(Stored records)

'''

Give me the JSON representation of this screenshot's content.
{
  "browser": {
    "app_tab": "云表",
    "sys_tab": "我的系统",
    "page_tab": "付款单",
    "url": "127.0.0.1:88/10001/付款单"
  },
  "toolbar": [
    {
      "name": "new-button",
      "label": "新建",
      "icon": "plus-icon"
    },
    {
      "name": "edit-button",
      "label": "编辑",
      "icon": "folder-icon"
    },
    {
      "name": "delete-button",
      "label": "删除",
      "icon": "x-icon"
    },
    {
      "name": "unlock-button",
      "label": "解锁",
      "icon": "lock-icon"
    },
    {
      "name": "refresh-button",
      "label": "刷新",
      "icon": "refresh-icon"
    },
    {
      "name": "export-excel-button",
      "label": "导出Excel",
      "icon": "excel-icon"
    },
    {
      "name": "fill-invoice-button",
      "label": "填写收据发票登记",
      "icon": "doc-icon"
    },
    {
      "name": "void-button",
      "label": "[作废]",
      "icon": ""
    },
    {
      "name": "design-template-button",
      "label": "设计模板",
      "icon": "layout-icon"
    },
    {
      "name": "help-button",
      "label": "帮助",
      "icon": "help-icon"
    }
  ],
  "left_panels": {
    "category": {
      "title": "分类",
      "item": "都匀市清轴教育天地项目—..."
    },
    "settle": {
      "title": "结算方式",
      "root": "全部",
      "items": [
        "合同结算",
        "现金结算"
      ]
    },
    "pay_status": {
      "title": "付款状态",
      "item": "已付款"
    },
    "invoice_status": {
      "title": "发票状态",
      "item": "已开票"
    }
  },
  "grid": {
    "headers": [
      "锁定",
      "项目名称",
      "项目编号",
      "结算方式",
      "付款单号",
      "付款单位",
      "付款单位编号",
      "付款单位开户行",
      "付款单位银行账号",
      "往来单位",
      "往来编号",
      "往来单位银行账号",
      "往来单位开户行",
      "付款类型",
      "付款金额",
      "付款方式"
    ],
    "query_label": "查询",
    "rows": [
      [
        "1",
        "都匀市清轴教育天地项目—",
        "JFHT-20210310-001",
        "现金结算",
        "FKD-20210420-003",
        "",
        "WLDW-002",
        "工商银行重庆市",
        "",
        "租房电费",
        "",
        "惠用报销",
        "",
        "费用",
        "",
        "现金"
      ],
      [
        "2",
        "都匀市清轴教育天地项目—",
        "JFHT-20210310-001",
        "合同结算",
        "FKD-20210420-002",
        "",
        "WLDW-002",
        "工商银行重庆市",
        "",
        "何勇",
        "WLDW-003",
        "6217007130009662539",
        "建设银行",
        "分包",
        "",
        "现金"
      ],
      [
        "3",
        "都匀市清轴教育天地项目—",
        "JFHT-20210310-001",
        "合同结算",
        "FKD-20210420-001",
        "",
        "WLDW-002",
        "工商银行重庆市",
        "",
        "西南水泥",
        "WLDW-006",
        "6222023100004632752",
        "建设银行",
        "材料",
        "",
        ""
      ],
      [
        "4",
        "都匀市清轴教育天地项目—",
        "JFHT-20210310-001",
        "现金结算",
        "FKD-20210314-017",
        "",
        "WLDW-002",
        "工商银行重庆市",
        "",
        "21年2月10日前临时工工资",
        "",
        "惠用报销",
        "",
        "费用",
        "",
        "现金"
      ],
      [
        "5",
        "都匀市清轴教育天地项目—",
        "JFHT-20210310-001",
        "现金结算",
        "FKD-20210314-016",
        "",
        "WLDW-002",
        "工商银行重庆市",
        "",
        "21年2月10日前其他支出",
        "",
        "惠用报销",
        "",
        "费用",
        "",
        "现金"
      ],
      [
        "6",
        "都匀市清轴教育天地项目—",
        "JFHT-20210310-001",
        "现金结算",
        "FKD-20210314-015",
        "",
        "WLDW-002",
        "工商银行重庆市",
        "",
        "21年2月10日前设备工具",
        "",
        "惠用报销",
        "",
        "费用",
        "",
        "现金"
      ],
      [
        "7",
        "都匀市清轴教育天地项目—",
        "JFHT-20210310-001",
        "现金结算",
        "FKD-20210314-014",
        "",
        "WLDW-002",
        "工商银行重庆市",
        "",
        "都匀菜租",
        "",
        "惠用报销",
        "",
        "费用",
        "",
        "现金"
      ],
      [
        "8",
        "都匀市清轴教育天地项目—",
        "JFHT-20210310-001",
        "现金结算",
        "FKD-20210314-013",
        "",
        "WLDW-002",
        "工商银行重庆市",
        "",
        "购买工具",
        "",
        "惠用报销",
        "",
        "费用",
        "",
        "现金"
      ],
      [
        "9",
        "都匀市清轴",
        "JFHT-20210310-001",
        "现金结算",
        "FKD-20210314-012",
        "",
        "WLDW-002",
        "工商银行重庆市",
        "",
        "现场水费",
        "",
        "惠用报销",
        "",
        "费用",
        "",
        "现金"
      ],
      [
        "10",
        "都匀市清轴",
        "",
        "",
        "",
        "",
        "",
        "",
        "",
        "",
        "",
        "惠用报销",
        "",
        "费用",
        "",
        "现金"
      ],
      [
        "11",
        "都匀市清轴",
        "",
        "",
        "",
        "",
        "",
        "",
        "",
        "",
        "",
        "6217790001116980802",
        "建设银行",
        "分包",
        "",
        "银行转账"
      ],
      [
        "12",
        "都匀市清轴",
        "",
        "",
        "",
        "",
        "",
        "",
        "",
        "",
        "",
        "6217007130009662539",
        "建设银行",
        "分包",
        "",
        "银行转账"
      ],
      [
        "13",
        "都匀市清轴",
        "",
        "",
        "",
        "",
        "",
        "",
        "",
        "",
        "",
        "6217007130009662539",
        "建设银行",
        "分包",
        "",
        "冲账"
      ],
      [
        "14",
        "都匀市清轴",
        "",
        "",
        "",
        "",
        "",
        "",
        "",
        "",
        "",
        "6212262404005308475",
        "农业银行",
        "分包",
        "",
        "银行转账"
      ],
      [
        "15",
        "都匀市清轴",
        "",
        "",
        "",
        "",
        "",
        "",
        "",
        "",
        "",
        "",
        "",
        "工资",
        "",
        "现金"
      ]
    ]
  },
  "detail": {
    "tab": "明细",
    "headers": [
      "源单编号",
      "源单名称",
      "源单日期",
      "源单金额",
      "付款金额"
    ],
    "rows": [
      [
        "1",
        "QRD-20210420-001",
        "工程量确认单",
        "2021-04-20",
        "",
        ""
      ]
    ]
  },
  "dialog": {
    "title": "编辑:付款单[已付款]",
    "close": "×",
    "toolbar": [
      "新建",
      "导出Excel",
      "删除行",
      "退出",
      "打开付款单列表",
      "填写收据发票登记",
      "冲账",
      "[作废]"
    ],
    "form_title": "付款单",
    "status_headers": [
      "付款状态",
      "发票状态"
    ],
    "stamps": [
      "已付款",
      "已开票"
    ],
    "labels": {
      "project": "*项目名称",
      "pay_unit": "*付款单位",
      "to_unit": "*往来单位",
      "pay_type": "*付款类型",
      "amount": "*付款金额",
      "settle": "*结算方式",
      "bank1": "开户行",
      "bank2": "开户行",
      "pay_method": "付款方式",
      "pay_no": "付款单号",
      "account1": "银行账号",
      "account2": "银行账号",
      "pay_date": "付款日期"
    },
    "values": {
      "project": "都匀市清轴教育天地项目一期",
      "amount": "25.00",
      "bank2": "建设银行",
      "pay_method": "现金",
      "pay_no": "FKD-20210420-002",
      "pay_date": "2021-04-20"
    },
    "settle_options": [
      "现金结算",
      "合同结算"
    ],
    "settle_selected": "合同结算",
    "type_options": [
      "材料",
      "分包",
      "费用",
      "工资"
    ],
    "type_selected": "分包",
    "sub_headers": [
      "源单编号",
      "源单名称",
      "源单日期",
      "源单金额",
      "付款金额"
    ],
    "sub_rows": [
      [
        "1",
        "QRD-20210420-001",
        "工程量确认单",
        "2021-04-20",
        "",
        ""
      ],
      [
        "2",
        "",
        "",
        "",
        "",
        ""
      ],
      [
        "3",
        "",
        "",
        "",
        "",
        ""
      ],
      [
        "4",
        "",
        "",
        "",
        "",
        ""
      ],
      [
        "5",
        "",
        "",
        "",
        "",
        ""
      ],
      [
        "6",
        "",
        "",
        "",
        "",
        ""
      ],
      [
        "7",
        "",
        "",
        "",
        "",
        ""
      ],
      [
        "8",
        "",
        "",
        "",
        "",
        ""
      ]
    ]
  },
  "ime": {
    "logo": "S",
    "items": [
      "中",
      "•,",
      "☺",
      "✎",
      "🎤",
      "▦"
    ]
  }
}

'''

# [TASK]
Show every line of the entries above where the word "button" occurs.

# [ANSWER TO THE EXERCISE]
      "name": "new-button",
      "name": "edit-button",
      "name": "delete-button",
      "name": "unlock-button",
      "name": "refresh-button",
      "name": "export-excel-button",
      "name": "fill-invoice-button",
      "name": "void-button",
      "name": "design-template-button",
      "name": "help-button",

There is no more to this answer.